Without clarity on the factory’s plan, workers have not had adequate information to make decisions in their best interests, leaving them vulnerable to exploitation even if the factory did not technically violate China’s labour laws in urging “voluntary resignations.”
Workers deserve adequate and timely information on company plans that affect their wages, working conditions, and employment status
China Labour Bulletin notes that TRP Connector indicated to striking workers that their “absence” is against company policy. But Bel Fuse’s human rights code guarantees workers in its supply chain the right to freedom of association.
The situation for TRP Connector workers is ongoing, with some already resigning and taking the offered compensation, others waiting it out and receiving unilateral termination with compensation this week, and others still waiting for their fate to be determined.
In a now-deleted video, a worker with eight and a half years’ seniority at TRP Connector posted that they were laid off on 19 October. They wrote in the video description, “I’m leaving… It only took half an hour to say goodbye to this company where I’ve worked for 8.5 years. Even though I’m reluctant to part, finally I’m leaving. I hope that in the future things will get better for us.” Source: Douyin

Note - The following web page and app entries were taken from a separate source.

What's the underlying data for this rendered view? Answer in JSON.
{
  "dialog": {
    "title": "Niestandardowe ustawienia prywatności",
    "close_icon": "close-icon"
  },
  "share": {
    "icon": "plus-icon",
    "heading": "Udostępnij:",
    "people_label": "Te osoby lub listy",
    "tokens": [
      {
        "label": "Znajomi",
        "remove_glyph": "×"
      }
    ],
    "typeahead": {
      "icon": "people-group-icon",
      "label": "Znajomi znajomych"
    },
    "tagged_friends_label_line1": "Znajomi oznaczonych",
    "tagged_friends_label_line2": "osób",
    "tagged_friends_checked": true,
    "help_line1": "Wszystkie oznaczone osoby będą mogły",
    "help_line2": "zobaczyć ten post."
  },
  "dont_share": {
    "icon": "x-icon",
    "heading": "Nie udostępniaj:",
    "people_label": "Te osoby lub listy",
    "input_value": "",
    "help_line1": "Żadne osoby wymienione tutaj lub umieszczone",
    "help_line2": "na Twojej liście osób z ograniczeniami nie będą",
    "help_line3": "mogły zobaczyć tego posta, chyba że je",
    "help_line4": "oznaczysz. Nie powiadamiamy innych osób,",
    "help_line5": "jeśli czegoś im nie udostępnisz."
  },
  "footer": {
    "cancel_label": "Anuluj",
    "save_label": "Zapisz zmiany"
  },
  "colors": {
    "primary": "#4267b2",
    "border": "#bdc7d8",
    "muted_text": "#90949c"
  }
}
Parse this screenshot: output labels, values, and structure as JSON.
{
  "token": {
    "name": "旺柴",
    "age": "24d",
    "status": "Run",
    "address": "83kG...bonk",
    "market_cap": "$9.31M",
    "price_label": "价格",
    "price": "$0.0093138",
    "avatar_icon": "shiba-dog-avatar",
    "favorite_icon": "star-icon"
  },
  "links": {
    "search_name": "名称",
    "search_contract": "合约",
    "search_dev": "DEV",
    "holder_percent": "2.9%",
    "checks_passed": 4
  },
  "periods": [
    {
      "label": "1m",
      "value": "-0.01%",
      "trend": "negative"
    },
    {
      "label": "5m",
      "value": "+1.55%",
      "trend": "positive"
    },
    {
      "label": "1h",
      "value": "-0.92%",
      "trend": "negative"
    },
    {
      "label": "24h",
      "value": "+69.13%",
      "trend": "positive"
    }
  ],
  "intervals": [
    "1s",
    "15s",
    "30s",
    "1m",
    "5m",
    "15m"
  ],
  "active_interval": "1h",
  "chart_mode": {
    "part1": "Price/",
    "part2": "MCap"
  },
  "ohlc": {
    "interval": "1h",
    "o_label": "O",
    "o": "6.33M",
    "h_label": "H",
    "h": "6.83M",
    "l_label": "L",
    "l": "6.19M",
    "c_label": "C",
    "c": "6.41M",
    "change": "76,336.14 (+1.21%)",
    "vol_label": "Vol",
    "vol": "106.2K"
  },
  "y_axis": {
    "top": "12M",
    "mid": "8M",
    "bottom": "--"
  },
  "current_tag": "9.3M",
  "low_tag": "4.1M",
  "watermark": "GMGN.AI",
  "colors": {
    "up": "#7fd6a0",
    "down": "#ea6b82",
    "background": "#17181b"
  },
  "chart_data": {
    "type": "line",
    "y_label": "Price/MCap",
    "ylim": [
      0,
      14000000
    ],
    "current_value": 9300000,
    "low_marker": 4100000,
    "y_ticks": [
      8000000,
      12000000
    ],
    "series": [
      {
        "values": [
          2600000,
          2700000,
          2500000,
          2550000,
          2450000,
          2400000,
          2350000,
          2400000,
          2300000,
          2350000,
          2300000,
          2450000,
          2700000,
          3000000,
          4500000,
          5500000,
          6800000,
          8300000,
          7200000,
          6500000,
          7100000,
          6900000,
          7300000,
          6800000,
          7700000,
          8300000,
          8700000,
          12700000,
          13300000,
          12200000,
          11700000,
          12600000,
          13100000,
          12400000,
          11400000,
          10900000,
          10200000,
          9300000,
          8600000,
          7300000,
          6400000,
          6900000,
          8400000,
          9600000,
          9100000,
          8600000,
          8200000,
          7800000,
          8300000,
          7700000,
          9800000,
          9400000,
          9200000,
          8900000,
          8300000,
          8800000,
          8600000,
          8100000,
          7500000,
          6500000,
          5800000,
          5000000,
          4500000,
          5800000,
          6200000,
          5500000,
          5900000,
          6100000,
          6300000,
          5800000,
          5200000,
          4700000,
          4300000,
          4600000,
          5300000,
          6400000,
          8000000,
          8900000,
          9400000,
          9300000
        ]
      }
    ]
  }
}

Some workers have gotten a relatively fair deal. But for those still waiting, they can only hope to be treated similarly. Workers are left at the mercy and whims of the factory after sticking it out through the pandemic and more recently facing reduced hours and wages for more than half a year.
Treating workers with dignity involves providing them with information relevant to their employment status in a timely manner, so that workers can decide for themselves whether to stay or go and under what terms.
Fulfilling this basic requirement could involve the enterprise union or local union as an intermediary representing workers. It would be in the interest of multiple stakeholders to involve factory suppliers and Bel Fuse in these conversations to ensure that Bel Fuse’s human rights commitments are upheld during the company’s consolidation plan.
Further CLB reading:
- "We will finally do something brave": Zhongshan electronics factory workers protest over uncertain fate (September 2023)
- After China’s Golden Week holiday, will workers return to find closed factories? (September 2023)
- Surge of manufacturing protests in China deserves international attention (May 2023)